Study Guide

Dicey's Song

By Cynthia Voigt

Dicey's Song Introduction

If you’re tired of girly protagonists who are more concerned about boys and clothes than finding themselves, you need you some Dicey. If you're ready for a healthy dose of stubborn will, you need you some Dicey. Most of all, if you want to get to know a girl who knows how to take care of herself, you need you some Dicey.

She’s one of the toughest YA heroines ever—she wears boys’ clothes, she restores her own sailboat, boat, and, oh yeah, she leads her three younger siblings from Provincetown, MA to Crisville, MD after her mother was committed to a mental hospital. Did we mention she was only thirteen years old?

Seriously, Dicey's Song won the 1983 Newbery Medal for a reason: it's a beautifully kickbutt story about learning to trust, learning to accept friendship, and finding your true family. And, oh yeah, boat restoration.

Dicey's Song is the second book in Cynthia Voigt’s seven-book Tillerman Cycle. Voigt spent the '80s with the Tillermans, producing a bunch of books about the Tillerman family (Dicey included) and all the people who are important to them. According to Voigt, you can read 'em in any order, and we agree. Dicey's Song is a great intro to the Tillermans and their saga, because Dicey's got such spunk. You'll dig her journey and strength, and you’ll probably want to pass this book on to every tough, unconventional young girl you know.

What is Dicey's Song About and Why Should I Care?

Even though Dicey’s Song takes place in 1982, back in the olden days when phones were attached to walls and people listened to music on cassette tapes, it’s still totally relatable to teenagers today. Here’s why: her family struggles with many of the same things families today struggle with, like poverty.

Being poor is like an anchor around the Tillermans’ necks, and it weighs down every aspect of their lives. Not only does Gram have to take welfare to raise her grandchildren, she and Dicey have to watch Dicey’s mom (Gram’s daughter), Liza, die in a public mental institution, where she’s little more than a charity case—a number on a chart.

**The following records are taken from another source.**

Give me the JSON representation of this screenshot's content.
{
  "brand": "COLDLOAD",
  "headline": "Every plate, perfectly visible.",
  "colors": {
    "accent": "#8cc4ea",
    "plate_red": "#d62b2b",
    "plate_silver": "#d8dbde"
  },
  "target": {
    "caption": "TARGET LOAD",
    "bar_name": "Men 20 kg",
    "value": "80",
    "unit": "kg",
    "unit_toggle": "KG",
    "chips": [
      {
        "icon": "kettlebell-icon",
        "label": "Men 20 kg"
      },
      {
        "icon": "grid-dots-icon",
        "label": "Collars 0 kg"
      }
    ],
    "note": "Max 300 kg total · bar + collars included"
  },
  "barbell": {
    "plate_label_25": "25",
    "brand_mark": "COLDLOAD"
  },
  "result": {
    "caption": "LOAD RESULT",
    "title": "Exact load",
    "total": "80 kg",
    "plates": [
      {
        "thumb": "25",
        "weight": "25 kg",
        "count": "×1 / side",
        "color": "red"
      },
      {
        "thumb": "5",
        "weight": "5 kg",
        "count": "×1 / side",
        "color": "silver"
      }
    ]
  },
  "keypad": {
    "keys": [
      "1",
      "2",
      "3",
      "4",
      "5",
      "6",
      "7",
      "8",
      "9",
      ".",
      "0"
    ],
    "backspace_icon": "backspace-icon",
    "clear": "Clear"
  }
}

Being broke is rotten even for a tough chick like Dicey, who has had to devote her life to taking care of other people. Her mother’s mental illness, which Dicey believes was caused by constantly worrying about money, led Liza to abandon Dicey and her siblings Sammy, James, and Maybeth in a mall parking lot in Massachusetts. Because she had no other choice, Dicey led the younger kids to Gram’s house in Maryland, on foot, feeding them stale bread to keep them alive.

Even after finding solace with Gram, Dicey still worries that they’ll lose their home because Gram can’t afford to keep them. These aren’t things a 13-year-old should have to worry about, but lack of money means a whole set of worries most kids will never know. Dicey has to grow up way before her time, while learning how to be a sister and a mother, all at the same time.

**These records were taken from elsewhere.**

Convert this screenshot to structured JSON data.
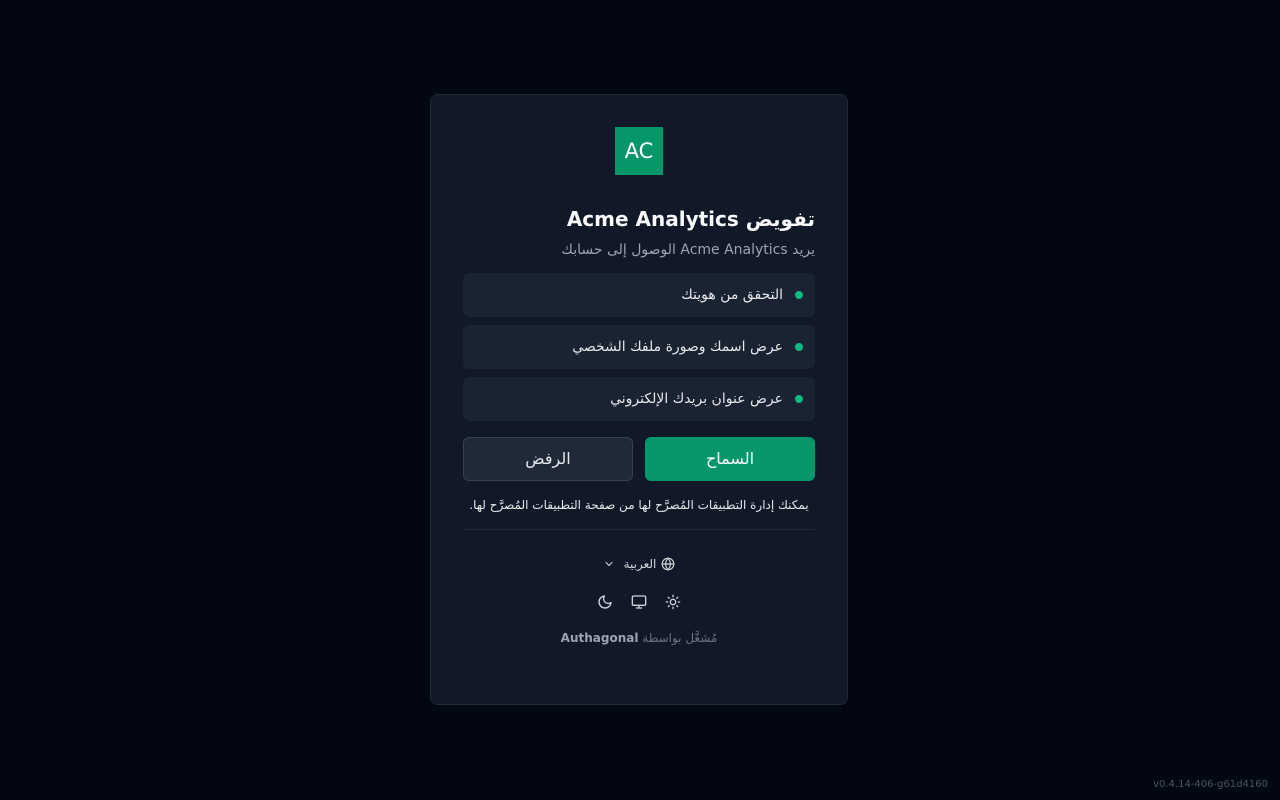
{
  "app": {
    "logo_text": "AC",
    "title": "تفويض Acme Analytics",
    "subtitle": "يريد Acme Analytics الوصول إلى حسابك"
  },
  "scopes": [
    {
      "label": "التحقق من هويتك"
    },
    {
      "label": "عرض اسمك وصورة ملفك الشخصي"
    },
    {
      "label": "عرض عنوان بريدك الإلكتروني"
    }
  ],
  "actions": {
    "allow_label": "السماح",
    "deny_label": "الرفض"
  },
  "note": "يمكنك إدارة التطبيقات المُصرَّح لها من صفحة التطبيقات المُصرَّح لها.",
  "language": {
    "selected": "العربية",
    "icon": "globe-icon"
  },
  "theme": {
    "icons": [
      "sun-icon",
      "monitor-icon",
      "moon-icon"
    ]
  },
  "footer": {
    "powered_prefix": "مُشغَّل بواسطة",
    "powered_brand": "Authagonal"
  },
  "version": "v0.4.14-406-g61d4160",
  "colors": {
    "background": "#030712",
    "card": "#111827",
    "accent": "#059669",
    "scope_dot": "#10b981"
  }
}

If you feel the same, whether you’ve ever been poor or not, you’ll feel a bond with Dicey, one of the most unconventional YA heroines ever. And that, if nothing else, is the reason you should care—not just about Dicey, but also about yourself and your future.

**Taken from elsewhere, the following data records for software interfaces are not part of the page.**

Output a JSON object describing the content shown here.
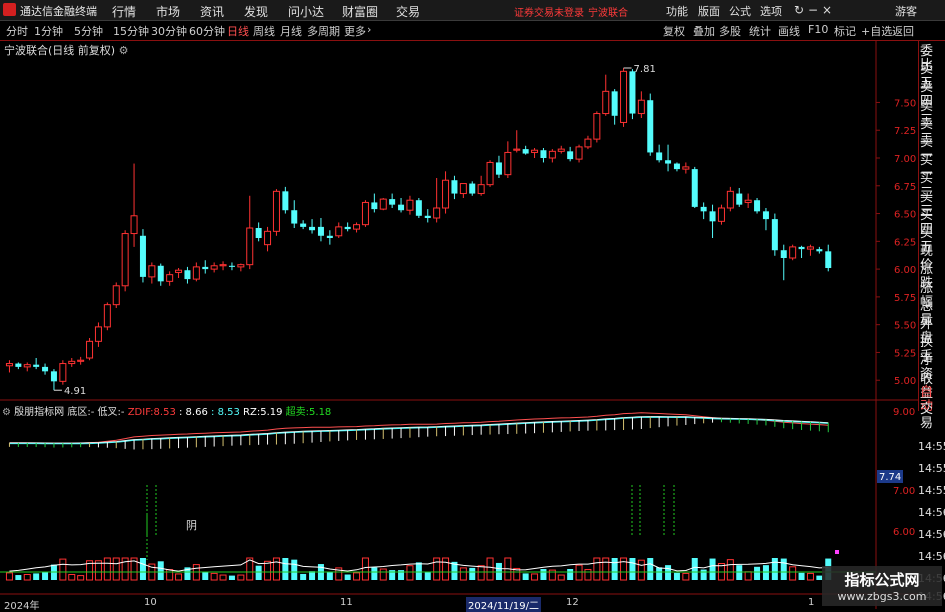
{
  "titlebar": {
    "app_name": "通达信金融终端",
    "menu": [
      "行情",
      "市场",
      "资讯",
      "发现",
      "问小达",
      "财富圈",
      "交易"
    ],
    "notice": "证券交易未登录",
    "stock_name": "宁波联合",
    "right_menu": [
      "功能",
      "版面",
      "公式",
      "选项"
    ],
    "user": "游客"
  },
  "period_bar": {
    "periods": [
      "分时",
      "1分钟",
      "5分钟",
      "15分钟",
      "30分钟",
      "60分钟",
      "日线",
      "周线",
      "月线",
      "多周期",
      "更多"
    ],
    "active": "日线",
    "tools": [
      "复权",
      "叠加",
      "多股",
      "统计",
      "画线",
      "F10",
      "标记",
      "+自选",
      "返回"
    ]
  },
  "price_panel": {
    "title": "宁波联合(日线 前复权)",
    "high_label": "7.81",
    "low_label": "4.91"
  },
  "side_panel": {
    "items": [
      "委比",
      "卖五",
      "卖四",
      "卖三",
      "卖二",
      "卖一",
      "买一",
      "买二",
      "买三",
      "买四",
      "买五",
      "现价",
      "涨跌",
      "涨幅",
      "总量",
      "外盘",
      "换手",
      "净资",
      "收益"
    ],
    "tabs": [
      "自动",
      "交易"
    ]
  },
  "indicator": {
    "name": "殷朋指标网",
    "zone_label": "底区:",
    "zone_value": "-",
    "low_label": "低叉:",
    "low_value": "-",
    "zdif_label": "ZDIF:",
    "zdif_value": "8.53",
    "v2": ": 8.66",
    "v3": ": 8.53",
    "rz_label": "RZ:",
    "rz_value": "5.19",
    "super_label": "超卖:",
    "super_value": "5.18",
    "current_tag": "7.74",
    "annotation": "阴"
  },
  "times": [
    "14:55",
    "14:55",
    "14:55",
    "14:56",
    "14:56",
    "14:56",
    "14:56",
    "14:56"
  ],
  "dates": [
    "2024年",
    "10",
    "11",
    "2024/11/19/二",
    "12",
    "1"
  ],
  "watermark": {
    "title": "指标公式网",
    "url": "www.zbgs3.com"
  },
  "colors": {
    "up": "#ff3232",
    "down": "#54fcfc",
    "grid": "#8a1010",
    "ma": "#ffffff"
  },
  "chart_data": {
    "type": "candlestick",
    "price_axis_ticks": [
      "7.50",
      "7.25",
      "7.00",
      "6.75",
      "6.50",
      "6.25",
      "6.00",
      "5.75",
      "5.50",
      "5.25",
      "5.00"
    ],
    "price_range": [
      4.84,
      7.9
    ],
    "indicator_axis_ticks": [
      "9.00",
      "7.00",
      "6.00"
    ],
    "candles": [
      [
        5.13,
        5.18,
        5.07,
        5.15
      ],
      [
        5.15,
        5.16,
        5.1,
        5.12
      ],
      [
        5.12,
        5.16,
        5.08,
        5.14
      ],
      [
        5.14,
        5.2,
        5.1,
        5.12
      ],
      [
        5.12,
        5.15,
        5.05,
        5.08
      ],
      [
        5.08,
        5.1,
        4.91,
        4.99
      ],
      [
        4.99,
        5.18,
        4.96,
        5.15
      ],
      [
        5.15,
        5.2,
        5.12,
        5.17
      ],
      [
        5.17,
        5.21,
        5.14,
        5.18
      ],
      [
        5.2,
        5.38,
        5.18,
        5.35
      ],
      [
        5.35,
        5.52,
        5.3,
        5.48
      ],
      [
        5.48,
        5.7,
        5.45,
        5.68
      ],
      [
        5.68,
        5.88,
        5.65,
        5.85
      ],
      [
        5.85,
        6.35,
        5.8,
        6.32
      ],
      [
        6.32,
        6.95,
        6.2,
        6.48
      ],
      [
        6.3,
        6.36,
        5.88,
        5.93
      ],
      [
        5.93,
        6.06,
        5.87,
        6.03
      ],
      [
        6.03,
        6.05,
        5.85,
        5.89
      ],
      [
        5.89,
        5.98,
        5.85,
        5.95
      ],
      [
        5.97,
        6.01,
        5.92,
        5.99
      ],
      [
        5.99,
        6.02,
        5.87,
        5.91
      ],
      [
        5.91,
        6.06,
        5.89,
        6.02
      ],
      [
        6.02,
        6.08,
        5.96,
        6.0
      ],
      [
        6.0,
        6.06,
        5.97,
        6.03
      ],
      [
        6.03,
        6.07,
        5.99,
        6.04
      ],
      [
        6.03,
        6.06,
        5.99,
        6.02
      ],
      [
        6.02,
        6.05,
        5.98,
        6.04
      ],
      [
        6.04,
        6.66,
        6.0,
        6.37
      ],
      [
        6.37,
        6.42,
        6.25,
        6.28
      ],
      [
        6.22,
        6.38,
        6.16,
        6.34
      ],
      [
        6.34,
        6.72,
        6.3,
        6.7
      ],
      [
        6.7,
        6.74,
        6.5,
        6.53
      ],
      [
        6.53,
        6.62,
        6.37,
        6.41
      ],
      [
        6.41,
        6.44,
        6.36,
        6.38
      ],
      [
        6.38,
        6.45,
        6.32,
        6.35
      ],
      [
        6.38,
        6.46,
        6.25,
        6.3
      ],
      [
        6.3,
        6.35,
        6.22,
        6.28
      ],
      [
        6.3,
        6.42,
        6.28,
        6.38
      ],
      [
        6.38,
        6.42,
        6.34,
        6.36
      ],
      [
        6.36,
        6.42,
        6.33,
        6.4
      ],
      [
        6.4,
        6.62,
        6.38,
        6.6
      ],
      [
        6.6,
        6.68,
        6.51,
        6.54
      ],
      [
        6.54,
        6.64,
        6.53,
        6.63
      ],
      [
        6.63,
        6.68,
        6.55,
        6.58
      ],
      [
        6.58,
        6.64,
        6.51,
        6.53
      ],
      [
        6.53,
        6.66,
        6.49,
        6.62
      ],
      [
        6.62,
        6.64,
        6.46,
        6.48
      ],
      [
        6.48,
        6.54,
        6.42,
        6.46
      ],
      [
        6.46,
        6.82,
        6.42,
        6.55
      ],
      [
        6.55,
        6.88,
        6.5,
        6.8
      ],
      [
        6.8,
        6.84,
        6.63,
        6.68
      ],
      [
        6.68,
        6.77,
        6.64,
        6.77
      ],
      [
        6.77,
        6.79,
        6.66,
        6.68
      ],
      [
        6.68,
        6.84,
        6.66,
        6.76
      ],
      [
        6.76,
        6.98,
        6.74,
        6.96
      ],
      [
        6.96,
        7.02,
        6.82,
        6.85
      ],
      [
        6.85,
        7.15,
        6.82,
        7.05
      ],
      [
        7.07,
        7.25,
        7.05,
        7.08
      ],
      [
        7.08,
        7.11,
        7.03,
        7.04
      ],
      [
        7.05,
        7.09,
        7.0,
        7.07
      ],
      [
        7.07,
        7.09,
        6.96,
        7.0
      ],
      [
        7.0,
        7.08,
        6.96,
        7.06
      ],
      [
        7.06,
        7.11,
        7.04,
        7.08
      ],
      [
        7.06,
        7.1,
        6.97,
        6.99
      ],
      [
        6.99,
        7.12,
        6.96,
        7.1
      ],
      [
        7.1,
        7.2,
        7.08,
        7.17
      ],
      [
        7.17,
        7.42,
        7.14,
        7.4
      ],
      [
        7.4,
        7.75,
        7.38,
        7.6
      ],
      [
        7.6,
        7.62,
        7.3,
        7.38
      ],
      [
        7.32,
        7.81,
        7.28,
        7.78
      ],
      [
        7.78,
        7.8,
        7.35,
        7.4
      ],
      [
        7.4,
        7.6,
        7.36,
        7.52
      ],
      [
        7.52,
        7.58,
        7.02,
        7.05
      ],
      [
        7.05,
        7.12,
        6.96,
        6.98
      ],
      [
        6.98,
        7.12,
        6.88,
        6.95
      ],
      [
        6.95,
        6.96,
        6.88,
        6.9
      ],
      [
        6.9,
        6.96,
        6.86,
        6.92
      ],
      [
        6.9,
        6.92,
        6.55,
        6.56
      ],
      [
        6.56,
        6.6,
        6.45,
        6.52
      ],
      [
        6.52,
        6.58,
        6.28,
        6.43
      ],
      [
        6.43,
        6.58,
        6.4,
        6.55
      ],
      [
        6.55,
        6.74,
        6.52,
        6.7
      ],
      [
        6.68,
        6.73,
        6.56,
        6.58
      ],
      [
        6.6,
        6.68,
        6.55,
        6.62
      ],
      [
        6.62,
        6.64,
        6.5,
        6.52
      ],
      [
        6.52,
        6.55,
        6.35,
        6.45
      ],
      [
        6.45,
        6.5,
        6.12,
        6.17
      ],
      [
        6.17,
        6.22,
        5.9,
        6.1
      ],
      [
        6.1,
        6.22,
        6.08,
        6.2
      ],
      [
        6.2,
        6.21,
        6.1,
        6.18
      ],
      [
        6.18,
        6.22,
        6.12,
        6.2
      ],
      [
        6.18,
        6.2,
        6.14,
        6.16
      ],
      [
        6.16,
        6.22,
        5.98,
        6.01
      ]
    ]
  }
}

Dicey's Song Resources

Websites

Cynthia Voigt
If you want to be blown away by how many books Cynthia Voigt has written (and she’s still writing), check out her official website.

TV Tropes and Idioms
Even though it’s not a TV show, Dicey’s Song is full of figurative standards. Don’t know what that means? Click here, then explore more of your favorite books and movies.

Movies or TV Productions

Homecoming (1996)
Although Dicey’s Song was never a movie, the first book in the Tillerman Cycle, Homecoming, was. Made for TV in 1996, it starred the legendary Anne Bancroft as Gram and Kimberlee Peterson as Dicey.

Articles and Interviews

Cynthia Voigt Scholastic Interview
This site's got it all: tons of interviews, including kids’ questions.

Christian Science Monitor Interview with Cynthia Voigt
This interview's full of fun tidbits, like the fact that when Voigt won the Newbery, her kids were 12 and 5 years old. They traveled by train from Maryland to Los Angeles for the medal ceremony.

Video

Homecoming Clip
How does the movie-Dicey stack up against the book version?

Interview with Cynthia Voigt
Of course she lives by the sea.

Audio

Listen Up
Jodi Benson reads Dicey aloud in this audiobook so you can rest your weary eyes.

Images

Cynthia Voigt
Check out what the creator of the Tillermans looks like today.

The Original Cover
That's a classic '80s haircut for you.